The Cree School Board (CSB) held a ceremonial signing in Mistissini January 19 to launch the service with the Cree Regional Authority (CRA) and the Quebec Ministry of Education.
The program, which is available to every school board in Quebec, was set up to ensure the safety of the children, to make sure they aren’t home alone and to take a little stress from their parents’ shoulders.
Daycare educators will come into the school in the morning, during lunch and after school to monitor the students in Grades 1 to 6 who are signed up for the program.
“The After School Day Care Program was an item that was on my platform when I ran for the chairmanship of the Cree School Board,” said William Mianscum, who was elected CSB Chairman in August 2003.
Mianscum says the reason that teachers are not asked to watch kids after school is for budgetary reasons. In order to avoid higher wages, dues and payroll expenses for educators classified as teachers, a little financial sleight of hand is needed. Thus the Education Ministry will transfer funds to the CSB, which in turn will hand it over to the CRA in order to dole the money out under their Child Care and Family Services Program, thus avoiding costly teaching certification for day care workers.
The program will cost $1.6 million annually. The cost to each parent will be $7 a day.
Since the project is in the early stages, Mianscum could only guess how many students would sign up for the program. He figured 200 to 230 children would be enrolled. He also could not say when each community would implement the program.
“It’s a program that will enhance the success of these children as they go onto secondary classes,” he said. “It’ll give them the edge to be successful in their studies. The educators are not just going to be looking after them, they’re going to be working on their assignments with them and continue with lessons the students have received from their teachers. They’re also there to help them if they fall behind.”

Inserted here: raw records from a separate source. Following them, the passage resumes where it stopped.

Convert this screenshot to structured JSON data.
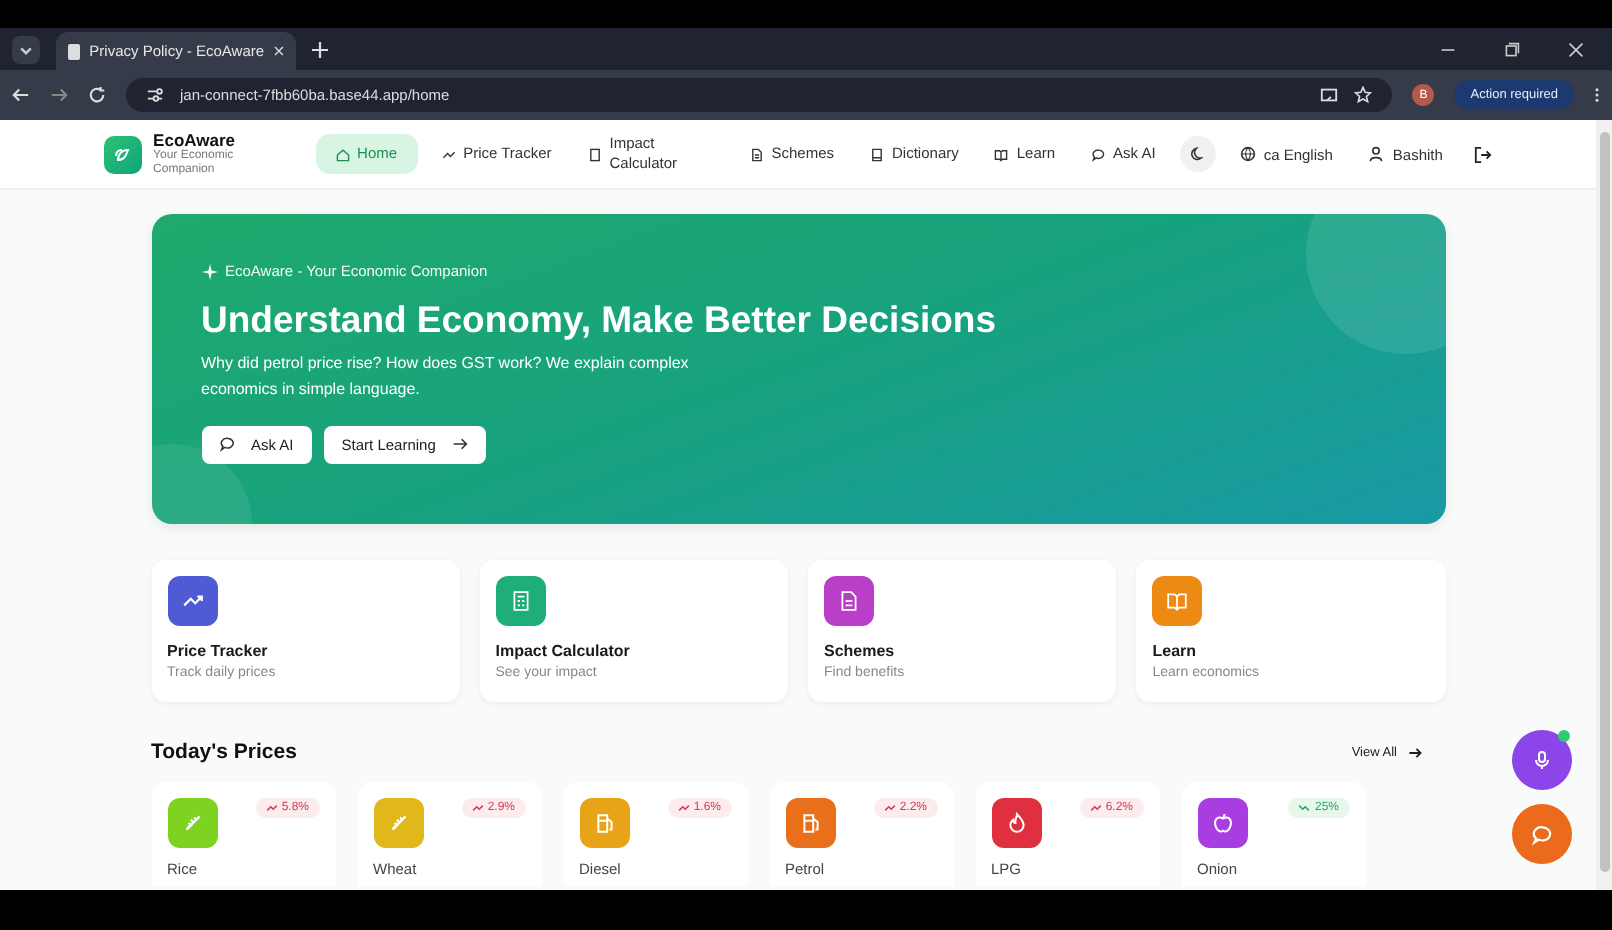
{
  "browser": {
    "tab_title": "Privacy Policy - EcoAware",
    "url": "jan-connect-7fbb60ba.base44.app/home",
    "profile_initial": "B",
    "action_label": "Action required"
  },
  "nav": {
    "brand": "EcoAware",
    "tagline": "Your Economic Companion",
    "items": [
      {
        "label": "Home",
        "selected": true
      },
      {
        "label": "Price Tracker",
        "selected": false
      },
      {
        "label": "Impact Calculator",
        "selected": false
      },
      {
        "label": "Schemes",
        "selected": false
      },
      {
        "label": "Dictionary",
        "selected": false
      },
      {
        "label": "Learn",
        "selected": false
      },
      {
        "label": "Ask AI",
        "selected": false
      }
    ],
    "language": "ca English",
    "user": "Bashith"
  },
  "hero": {
    "eyebrow": "EcoAware - Your Economic Companion",
    "title": "Understand Economy, Make Better Decisions",
    "subtitle": "Why did petrol price rise? How does GST work? We explain complex economics in simple language.",
    "buttons": [
      "Ask AI",
      "Start Learning"
    ]
  },
  "features": [
    {
      "title": "Price Tracker",
      "subtitle": "Track daily prices",
      "color": "#4f5bd5"
    },
    {
      "title": "Impact Calculator",
      "subtitle": "See your impact",
      "color": "#1fae7a"
    },
    {
      "title": "Schemes",
      "subtitle": "Find benefits",
      "color": "#b93fc9"
    },
    {
      "title": "Learn",
      "subtitle": "Learn economics",
      "color": "#ec8a14"
    }
  ],
  "prices": {
    "title": "Today's Prices",
    "view_all": "View All",
    "items": [
      {
        "name": "Rice",
        "change": "5.8%",
        "rising": true,
        "color": "#7ed321"
      },
      {
        "name": "Wheat",
        "change": "2.9%",
        "rising": true,
        "color": "#e0b81a"
      },
      {
        "name": "Diesel",
        "change": "1.6%",
        "rising": true,
        "color": "#e8a317"
      },
      {
        "name": "Petrol",
        "change": "2.2%",
        "rising": true,
        "color": "#ea6f1a"
      },
      {
        "name": "LPG",
        "change": "6.2%",
        "rising": true,
        "color": "#e0303f"
      },
      {
        "name": "Onion",
        "change": "25%",
        "rising": false,
        "color": "#a93ee0"
      }
    ]
  }
}
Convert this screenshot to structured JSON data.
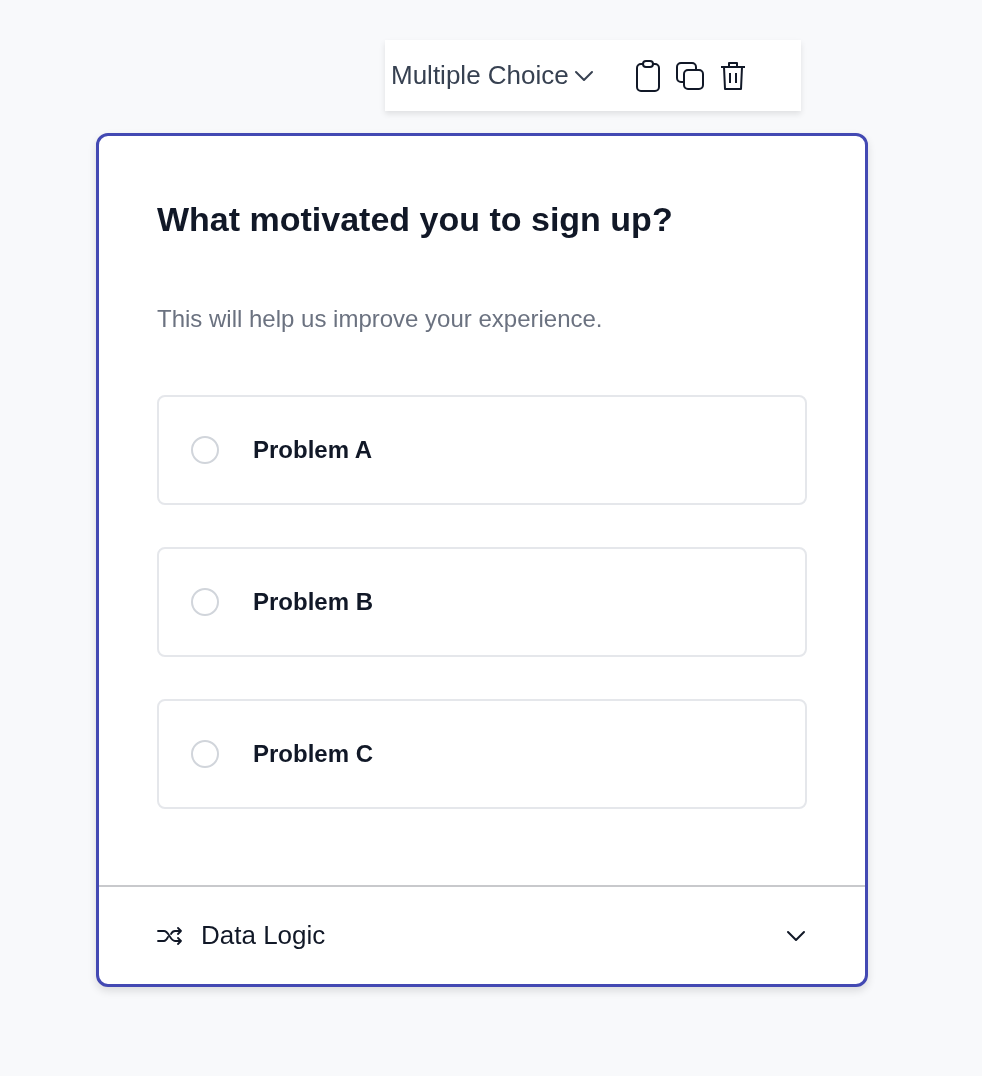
{
  "toolbar": {
    "question_type": "Multiple Choice"
  },
  "question": {
    "title": "What motivated you to sign up?",
    "description": "This will help us improve your experience."
  },
  "options": [
    {
      "label": "Problem A",
      "selected": false
    },
    {
      "label": "Problem B",
      "selected": false
    },
    {
      "label": "Problem C",
      "selected": false
    }
  ],
  "footer": {
    "label": "Data Logic",
    "expanded": false
  }
}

Proposed activities include floor hockey, basketball, board games and outdoor activities.